Task brief → When a line below contains the string "false", show that line.

Entries from a dataset of interfaces →
____

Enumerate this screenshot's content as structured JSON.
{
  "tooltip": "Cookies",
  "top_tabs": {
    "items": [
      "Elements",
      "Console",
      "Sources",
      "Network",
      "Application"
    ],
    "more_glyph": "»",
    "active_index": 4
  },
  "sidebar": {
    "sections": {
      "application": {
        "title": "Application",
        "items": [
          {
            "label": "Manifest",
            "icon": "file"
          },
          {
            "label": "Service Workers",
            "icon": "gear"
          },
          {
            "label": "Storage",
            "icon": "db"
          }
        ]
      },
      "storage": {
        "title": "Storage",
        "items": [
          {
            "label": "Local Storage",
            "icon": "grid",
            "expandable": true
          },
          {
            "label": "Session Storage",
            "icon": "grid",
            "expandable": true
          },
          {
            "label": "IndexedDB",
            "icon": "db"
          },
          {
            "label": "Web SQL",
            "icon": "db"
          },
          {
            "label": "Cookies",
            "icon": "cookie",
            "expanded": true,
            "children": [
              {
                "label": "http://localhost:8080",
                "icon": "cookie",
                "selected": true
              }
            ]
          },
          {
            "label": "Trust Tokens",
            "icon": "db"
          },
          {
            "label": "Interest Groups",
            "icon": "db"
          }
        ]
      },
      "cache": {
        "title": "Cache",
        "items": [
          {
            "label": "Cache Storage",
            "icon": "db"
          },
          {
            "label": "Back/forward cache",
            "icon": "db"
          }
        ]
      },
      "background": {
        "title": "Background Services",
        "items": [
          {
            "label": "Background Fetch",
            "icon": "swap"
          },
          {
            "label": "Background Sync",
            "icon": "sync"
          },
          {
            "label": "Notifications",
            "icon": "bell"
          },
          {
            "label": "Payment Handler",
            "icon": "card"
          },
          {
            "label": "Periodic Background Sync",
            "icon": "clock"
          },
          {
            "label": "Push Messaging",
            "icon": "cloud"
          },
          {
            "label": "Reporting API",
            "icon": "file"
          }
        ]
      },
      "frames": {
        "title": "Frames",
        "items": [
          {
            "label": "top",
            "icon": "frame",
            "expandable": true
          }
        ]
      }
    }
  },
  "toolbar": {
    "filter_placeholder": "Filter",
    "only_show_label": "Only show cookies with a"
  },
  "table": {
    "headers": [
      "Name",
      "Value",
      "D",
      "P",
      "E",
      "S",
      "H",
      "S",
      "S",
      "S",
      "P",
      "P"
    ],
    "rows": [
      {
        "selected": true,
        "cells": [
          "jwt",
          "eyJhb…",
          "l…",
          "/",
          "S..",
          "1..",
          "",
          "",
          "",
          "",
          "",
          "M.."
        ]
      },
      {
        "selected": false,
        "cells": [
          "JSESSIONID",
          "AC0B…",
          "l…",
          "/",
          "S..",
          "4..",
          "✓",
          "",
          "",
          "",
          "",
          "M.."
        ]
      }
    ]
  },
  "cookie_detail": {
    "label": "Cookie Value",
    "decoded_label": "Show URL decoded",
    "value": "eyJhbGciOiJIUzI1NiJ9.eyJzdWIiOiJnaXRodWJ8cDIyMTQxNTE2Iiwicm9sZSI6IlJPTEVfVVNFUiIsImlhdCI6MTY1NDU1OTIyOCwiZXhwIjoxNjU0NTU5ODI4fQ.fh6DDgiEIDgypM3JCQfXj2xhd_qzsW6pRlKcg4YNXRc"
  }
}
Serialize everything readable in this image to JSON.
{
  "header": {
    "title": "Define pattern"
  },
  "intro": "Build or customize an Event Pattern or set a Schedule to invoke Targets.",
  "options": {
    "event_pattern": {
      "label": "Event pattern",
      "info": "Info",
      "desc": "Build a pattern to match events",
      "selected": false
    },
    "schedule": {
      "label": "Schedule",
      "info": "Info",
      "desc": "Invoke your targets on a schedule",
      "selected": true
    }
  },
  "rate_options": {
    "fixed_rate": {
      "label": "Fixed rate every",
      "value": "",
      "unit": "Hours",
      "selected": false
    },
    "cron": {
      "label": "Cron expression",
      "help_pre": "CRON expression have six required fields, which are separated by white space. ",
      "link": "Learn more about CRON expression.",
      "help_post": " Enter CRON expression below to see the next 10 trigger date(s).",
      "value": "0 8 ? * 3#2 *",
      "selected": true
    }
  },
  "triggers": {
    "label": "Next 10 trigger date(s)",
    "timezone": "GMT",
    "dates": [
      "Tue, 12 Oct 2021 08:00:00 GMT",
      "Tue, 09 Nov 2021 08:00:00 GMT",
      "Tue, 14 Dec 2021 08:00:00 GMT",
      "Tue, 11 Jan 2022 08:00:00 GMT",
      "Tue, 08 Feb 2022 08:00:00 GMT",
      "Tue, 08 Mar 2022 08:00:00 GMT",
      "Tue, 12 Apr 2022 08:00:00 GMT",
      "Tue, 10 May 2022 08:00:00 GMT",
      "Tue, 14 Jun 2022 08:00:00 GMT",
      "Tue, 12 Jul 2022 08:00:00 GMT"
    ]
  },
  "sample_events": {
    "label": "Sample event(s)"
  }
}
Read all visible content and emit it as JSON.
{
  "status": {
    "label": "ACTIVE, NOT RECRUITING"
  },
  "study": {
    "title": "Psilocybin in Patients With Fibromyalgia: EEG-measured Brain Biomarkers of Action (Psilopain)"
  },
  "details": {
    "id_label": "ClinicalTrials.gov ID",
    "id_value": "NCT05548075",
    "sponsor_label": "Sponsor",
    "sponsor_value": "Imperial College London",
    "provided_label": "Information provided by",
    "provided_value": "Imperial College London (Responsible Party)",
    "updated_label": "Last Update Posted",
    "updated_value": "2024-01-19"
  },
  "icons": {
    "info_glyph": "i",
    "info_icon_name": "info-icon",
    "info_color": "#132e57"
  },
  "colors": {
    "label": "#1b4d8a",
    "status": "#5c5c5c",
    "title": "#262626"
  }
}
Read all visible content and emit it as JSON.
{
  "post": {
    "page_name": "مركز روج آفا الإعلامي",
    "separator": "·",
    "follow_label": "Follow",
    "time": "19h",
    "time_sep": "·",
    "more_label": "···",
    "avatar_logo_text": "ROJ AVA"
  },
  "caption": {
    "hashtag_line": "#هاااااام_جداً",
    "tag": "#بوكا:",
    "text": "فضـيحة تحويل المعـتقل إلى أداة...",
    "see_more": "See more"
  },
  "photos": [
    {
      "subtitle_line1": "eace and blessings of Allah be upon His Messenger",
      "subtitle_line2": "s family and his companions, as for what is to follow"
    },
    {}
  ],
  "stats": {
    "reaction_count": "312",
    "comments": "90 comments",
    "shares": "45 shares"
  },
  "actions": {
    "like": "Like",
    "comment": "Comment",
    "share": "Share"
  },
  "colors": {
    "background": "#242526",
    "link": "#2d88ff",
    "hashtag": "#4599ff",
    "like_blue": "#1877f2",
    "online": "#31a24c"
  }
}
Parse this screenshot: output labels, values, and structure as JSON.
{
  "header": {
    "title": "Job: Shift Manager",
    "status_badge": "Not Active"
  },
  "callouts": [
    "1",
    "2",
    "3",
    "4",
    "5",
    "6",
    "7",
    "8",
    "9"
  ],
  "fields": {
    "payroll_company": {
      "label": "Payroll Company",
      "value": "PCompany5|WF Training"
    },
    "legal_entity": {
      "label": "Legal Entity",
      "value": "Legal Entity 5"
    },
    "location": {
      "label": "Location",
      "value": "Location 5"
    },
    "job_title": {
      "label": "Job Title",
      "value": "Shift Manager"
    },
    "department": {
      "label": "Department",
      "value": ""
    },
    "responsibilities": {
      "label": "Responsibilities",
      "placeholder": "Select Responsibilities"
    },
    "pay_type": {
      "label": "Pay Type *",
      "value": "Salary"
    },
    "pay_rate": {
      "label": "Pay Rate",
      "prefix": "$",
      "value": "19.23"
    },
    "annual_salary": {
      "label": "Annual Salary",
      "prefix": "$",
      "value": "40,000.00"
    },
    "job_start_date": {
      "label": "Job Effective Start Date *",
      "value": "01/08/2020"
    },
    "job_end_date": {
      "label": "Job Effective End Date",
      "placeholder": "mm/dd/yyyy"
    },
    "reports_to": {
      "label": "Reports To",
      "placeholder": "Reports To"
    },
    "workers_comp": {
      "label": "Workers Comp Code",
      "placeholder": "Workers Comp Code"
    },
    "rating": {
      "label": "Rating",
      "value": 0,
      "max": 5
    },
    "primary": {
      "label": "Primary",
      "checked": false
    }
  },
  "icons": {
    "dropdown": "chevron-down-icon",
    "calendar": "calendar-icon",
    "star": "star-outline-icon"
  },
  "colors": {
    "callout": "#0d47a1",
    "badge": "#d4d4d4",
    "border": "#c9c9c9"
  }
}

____

Task output →
        "selected": false,
      "selected": false
      "selected": false
      "checked": false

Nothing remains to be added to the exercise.